[Dataset rows describing interfaces]
◇ ◇ ◇ ◇ ◇
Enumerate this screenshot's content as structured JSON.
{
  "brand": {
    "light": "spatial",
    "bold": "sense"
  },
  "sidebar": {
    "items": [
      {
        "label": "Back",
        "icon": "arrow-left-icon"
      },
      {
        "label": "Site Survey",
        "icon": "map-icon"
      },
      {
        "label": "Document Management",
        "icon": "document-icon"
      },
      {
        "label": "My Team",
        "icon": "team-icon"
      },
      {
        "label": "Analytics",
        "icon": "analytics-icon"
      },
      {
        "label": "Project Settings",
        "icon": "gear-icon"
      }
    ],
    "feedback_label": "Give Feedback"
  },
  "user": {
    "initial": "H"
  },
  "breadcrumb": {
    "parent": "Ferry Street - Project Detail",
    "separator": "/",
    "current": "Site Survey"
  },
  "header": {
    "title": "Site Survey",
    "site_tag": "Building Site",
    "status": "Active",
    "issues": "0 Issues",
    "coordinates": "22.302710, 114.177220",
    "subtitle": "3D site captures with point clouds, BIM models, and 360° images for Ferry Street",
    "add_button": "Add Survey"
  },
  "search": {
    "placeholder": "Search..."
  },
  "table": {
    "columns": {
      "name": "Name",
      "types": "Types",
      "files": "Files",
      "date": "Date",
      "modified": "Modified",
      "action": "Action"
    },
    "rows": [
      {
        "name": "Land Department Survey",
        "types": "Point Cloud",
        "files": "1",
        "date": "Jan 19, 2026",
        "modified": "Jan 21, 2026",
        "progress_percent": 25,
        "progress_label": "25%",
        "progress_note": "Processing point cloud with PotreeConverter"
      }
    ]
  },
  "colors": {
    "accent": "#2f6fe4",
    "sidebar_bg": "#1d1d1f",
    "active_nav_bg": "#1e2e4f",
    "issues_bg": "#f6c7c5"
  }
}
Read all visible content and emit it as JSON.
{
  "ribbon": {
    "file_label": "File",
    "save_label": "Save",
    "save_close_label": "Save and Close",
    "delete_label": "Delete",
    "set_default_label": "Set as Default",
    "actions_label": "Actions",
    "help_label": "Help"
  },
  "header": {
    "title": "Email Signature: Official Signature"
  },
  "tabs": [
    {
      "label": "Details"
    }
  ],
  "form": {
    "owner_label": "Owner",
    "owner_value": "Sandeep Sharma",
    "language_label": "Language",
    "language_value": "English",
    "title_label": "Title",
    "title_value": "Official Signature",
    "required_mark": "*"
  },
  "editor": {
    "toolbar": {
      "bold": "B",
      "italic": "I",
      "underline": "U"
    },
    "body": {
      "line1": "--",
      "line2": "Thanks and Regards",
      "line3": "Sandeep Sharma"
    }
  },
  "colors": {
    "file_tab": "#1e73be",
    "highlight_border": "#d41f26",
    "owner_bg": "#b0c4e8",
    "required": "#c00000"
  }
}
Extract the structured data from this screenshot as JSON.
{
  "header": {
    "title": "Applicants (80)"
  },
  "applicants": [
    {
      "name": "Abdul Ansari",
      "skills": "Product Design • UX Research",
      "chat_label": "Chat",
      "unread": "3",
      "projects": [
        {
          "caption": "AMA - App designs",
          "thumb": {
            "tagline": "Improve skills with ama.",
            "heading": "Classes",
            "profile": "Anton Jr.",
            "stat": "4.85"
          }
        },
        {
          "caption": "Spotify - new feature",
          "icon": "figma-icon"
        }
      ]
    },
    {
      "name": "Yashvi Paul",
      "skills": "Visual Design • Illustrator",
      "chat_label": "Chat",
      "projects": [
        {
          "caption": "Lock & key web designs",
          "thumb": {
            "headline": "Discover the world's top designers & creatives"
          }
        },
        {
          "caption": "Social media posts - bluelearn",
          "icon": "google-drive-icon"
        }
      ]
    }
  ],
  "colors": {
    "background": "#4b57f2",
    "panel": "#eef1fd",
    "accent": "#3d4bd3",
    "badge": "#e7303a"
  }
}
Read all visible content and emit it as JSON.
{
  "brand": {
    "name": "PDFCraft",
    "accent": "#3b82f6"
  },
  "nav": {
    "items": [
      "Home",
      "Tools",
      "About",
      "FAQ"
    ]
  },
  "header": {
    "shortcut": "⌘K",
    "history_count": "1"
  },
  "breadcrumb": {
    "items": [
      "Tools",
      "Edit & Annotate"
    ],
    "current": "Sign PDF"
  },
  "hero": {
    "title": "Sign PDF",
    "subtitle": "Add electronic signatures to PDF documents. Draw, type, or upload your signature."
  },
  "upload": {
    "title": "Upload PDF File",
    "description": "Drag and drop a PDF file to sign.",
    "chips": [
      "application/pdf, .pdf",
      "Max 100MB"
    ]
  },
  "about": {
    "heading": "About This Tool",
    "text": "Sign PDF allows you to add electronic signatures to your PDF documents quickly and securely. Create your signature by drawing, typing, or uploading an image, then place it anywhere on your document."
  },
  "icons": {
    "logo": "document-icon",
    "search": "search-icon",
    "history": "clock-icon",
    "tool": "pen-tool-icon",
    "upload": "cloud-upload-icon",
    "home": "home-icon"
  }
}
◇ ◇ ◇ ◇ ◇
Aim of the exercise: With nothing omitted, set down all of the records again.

Solution to this problem:
Enumerate this screenshot's content as structured JSON.
{
  "brand": {
    "light": "spatial",
    "bold": "sense"
  },
  "sidebar": {
    "items": [
      {
        "label": "Back",
        "icon": "arrow-left-icon"
      },
      {
        "label": "Site Survey",
        "icon": "map-icon"
      },
      {
        "label": "Document Management",
        "icon": "document-icon"
      },
      {
        "label": "My Team",
        "icon": "team-icon"
      },
      {
        "label": "Analytics",
        "icon": "analytics-icon"
      },
      {
        "label": "Project Settings",
        "icon": "gear-icon"
      }
    ],
    "feedback_label": "Give Feedback"
  },
  "user": {
    "initial": "H"
  },
  "breadcrumb": {
    "parent": "Ferry Street - Project Detail",
    "separator": "/",
    "current": "Site Survey"
  },
  "header": {
    "title": "Site Survey",
    "site_tag": "Building Site",
    "status": "Active",
    "issues": "0 Issues",
    "coordinates": "22.302710, 114.177220",
    "subtitle": "3D site captures with point clouds, BIM models, and 360° images for Ferry Street",
    "add_button": "Add Survey"
  },
  "search": {
    "placeholder": "Search..."
  },
  "table": {
    "columns": {
      "name": "Name",
      "types": "Types",
      "files": "Files",
      "date": "Date",
      "modified": "Modified",
      "action": "Action"
    },
    "rows": [
      {
        "name": "Land Department Survey",
        "types": "Point Cloud",
        "files": "1",
        "date": "Jan 19, 2026",
        "modified": "Jan 21, 2026",
        "progress_percent": 25,
        "progress_label": "25%",
        "progress_note": "Processing point cloud with PotreeConverter"
      }
    ]
  },
  "colors": {
    "accent": "#2f6fe4",
    "sidebar_bg": "#1d1d1f",
    "active_nav_bg": "#1e2e4f",
    "issues_bg": "#f6c7c5"
  }
}
Read all visible content and emit it as JSON.
{
  "ribbon": {
    "file_label": "File",
    "save_label": "Save",
    "save_close_label": "Save and Close",
    "delete_label": "Delete",
    "set_default_label": "Set as Default",
    "actions_label": "Actions",
    "help_label": "Help"
  },
  "header": {
    "title": "Email Signature: Official Signature"
  },
  "tabs": [
    {
      "label": "Details"
    }
  ],
  "form": {
    "owner_label": "Owner",
    "owner_value": "Sandeep Sharma",
    "language_label": "Language",
    "language_value": "English",
    "title_label": "Title",
    "title_value": "Official Signature",
    "required_mark": "*"
  },
  "editor": {
    "toolbar": {
      "bold": "B",
      "italic": "I",
      "underline": "U"
    },
    "body": {
      "line1": "--",
      "line2": "Thanks and Regards",
      "line3": "Sandeep Sharma"
    }
  },
  "colors": {
    "file_tab": "#1e73be",
    "highlight_border": "#d41f26",
    "owner_bg": "#b0c4e8",
    "required": "#c00000"
  }
}
Extract the structured data from this screenshot as JSON.
{
  "header": {
    "title": "Applicants (80)"
  },
  "applicants": [
    {
      "name": "Abdul Ansari",
      "skills": "Product Design • UX Research",
      "chat_label": "Chat",
      "unread": "3",
      "projects": [
        {
          "caption": "AMA - App designs",
          "thumb": {
            "tagline": "Improve skills with ama.",
            "heading": "Classes",
            "profile": "Anton Jr.",
            "stat": "4.85"
          }
        },
        {
          "caption": "Spotify - new feature",
          "icon": "figma-icon"
        }
      ]
    },
    {
      "name": "Yashvi Paul",
      "skills": "Visual Design • Illustrator",
      "chat_label": "Chat",
      "projects": [
        {
          "caption": "Lock & key web designs",
          "thumb": {
            "headline": "Discover the world's top designers & creatives"
          }
        },
        {
          "caption": "Social media posts - bluelearn",
          "icon": "google-drive-icon"
        }
      ]
    }
  ],
  "colors": {
    "background": "#4b57f2",
    "panel": "#eef1fd",
    "accent": "#3d4bd3",
    "badge": "#e7303a"
  }
}
Read all visible content and emit it as JSON.
{
  "brand": {
    "name": "PDFCraft",
    "accent": "#3b82f6"
  },
  "nav": {
    "items": [
      "Home",
      "Tools",
      "About",
      "FAQ"
    ]
  },
  "header": {
    "shortcut": "⌘K",
    "history_count": "1"
  },
  "breadcrumb": {
    "items": [
      "Tools",
      "Edit & Annotate"
    ],
    "current": "Sign PDF"
  },
  "hero": {
    "title": "Sign PDF",
    "subtitle": "Add electronic signatures to PDF documents. Draw, type, or upload your signature."
  },
  "upload": {
    "title": "Upload PDF File",
    "description": "Drag and drop a PDF file to sign.",
    "chips": [
      "application/pdf, .pdf",
      "Max 100MB"
    ]
  },
  "about": {
    "heading": "About This Tool",
    "text": "Sign PDF allows you to add electronic signatures to your PDF documents quickly and securely. Create your signature by drawing, typing, or uploading an image, then place it anywhere on your document."
  },
  "icons": {
    "logo": "document-icon",
    "search": "search-icon",
    "history": "clock-icon",
    "tool": "pen-tool-icon",
    "upload": "cloud-upload-icon",
    "home": "home-icon"
  }
}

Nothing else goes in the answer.